Custom’s K-9 Katie was put to rest Sunday after a long and distinguished career in crime fighting.
The 15-year veteran Labrador retriever was buried with honour and commendation in the yard of West Bay handler Malachi Powery.
Katie – responsible for three generations of dogs, some of which now work for the K-9 unit – served the Customs Department from July 1993 until she was retired in November 2002.
During her tenure with the department she was instrumental in detecting several drug finds. One seizure from a boat yielded over 3,000 pounds of ganja. She was also responsible for bringing in revenue of over $30,000 from fines.
She was also one of the first dogs brought to Cayman to work with the department and used by the Custom’s Department in many drug sniffing narcotics raids and firearms detection cases with the Royal Cayman Islands Police Service.
Katie was also involved in schools and civic organisations anti-drug demonstrations.
‘Because she was such a playful dog she interacted very well with the children,’ said Mr. Powery.
Mr. Powery a trainer, partner, friend and family to Katie, said his dog was fearless and courageous in the line of duty.
He loved Katie so much that when she became ill, he took her home to care– for her during her final days.
”Everyone gets attached to their dogs. They become one of the officers and one of the guys.
‘Katie was the best dog a partner could have. She was a faithful partner and will be hard to replace. She was special and deserved the best of care during her illness.

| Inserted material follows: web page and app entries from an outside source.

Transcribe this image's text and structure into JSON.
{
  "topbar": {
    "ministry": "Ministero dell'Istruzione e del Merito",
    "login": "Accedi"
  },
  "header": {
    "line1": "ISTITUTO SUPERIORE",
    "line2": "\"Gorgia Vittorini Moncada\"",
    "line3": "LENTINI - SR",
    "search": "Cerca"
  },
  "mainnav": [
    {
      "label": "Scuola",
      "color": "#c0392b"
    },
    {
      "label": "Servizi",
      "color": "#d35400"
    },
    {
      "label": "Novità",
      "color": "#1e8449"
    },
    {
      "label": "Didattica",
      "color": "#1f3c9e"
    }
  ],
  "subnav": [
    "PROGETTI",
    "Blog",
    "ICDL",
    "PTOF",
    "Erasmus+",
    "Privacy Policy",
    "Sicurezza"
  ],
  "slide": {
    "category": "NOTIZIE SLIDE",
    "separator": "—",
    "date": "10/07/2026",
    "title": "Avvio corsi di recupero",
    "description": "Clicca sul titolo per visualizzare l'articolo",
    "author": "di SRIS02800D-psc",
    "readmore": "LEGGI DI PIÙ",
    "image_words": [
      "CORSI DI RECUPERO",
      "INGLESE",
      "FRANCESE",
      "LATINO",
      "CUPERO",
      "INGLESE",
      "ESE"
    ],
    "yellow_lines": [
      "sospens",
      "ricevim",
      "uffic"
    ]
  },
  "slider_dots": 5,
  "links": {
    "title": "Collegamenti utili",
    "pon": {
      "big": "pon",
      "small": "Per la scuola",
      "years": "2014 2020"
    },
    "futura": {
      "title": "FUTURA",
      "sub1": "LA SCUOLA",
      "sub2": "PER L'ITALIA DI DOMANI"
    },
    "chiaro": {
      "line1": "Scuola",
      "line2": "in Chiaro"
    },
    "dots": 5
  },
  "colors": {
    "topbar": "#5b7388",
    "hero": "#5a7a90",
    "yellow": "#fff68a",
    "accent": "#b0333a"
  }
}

Although I have another dog called Scooby, Katie will always have a special place in my heart,’ he said.
Katie was buried alongside her offspring Tracker, which died in the line of duty.
K-9 handlers and friends gathered Sunday in a tribute to Katie, which died of complications due to old age; she was 108 in human years.
‘Some people might not understand why we saw it fitting to give Katie a burial of acknowledgement but to officers that work with these dogs they are faithful partners,’ said Mr. Powery. ‘We depend on them as much as they depend on us. I hope by taking this step, K-9 dog burials will be taken to another level. Also I am hoping that some sort of emotional counselling or compassionate leave and time to relax be put in place. After all, sometimes we have to put our lives in the hands of these dogs who sometimes take a bullet for us.’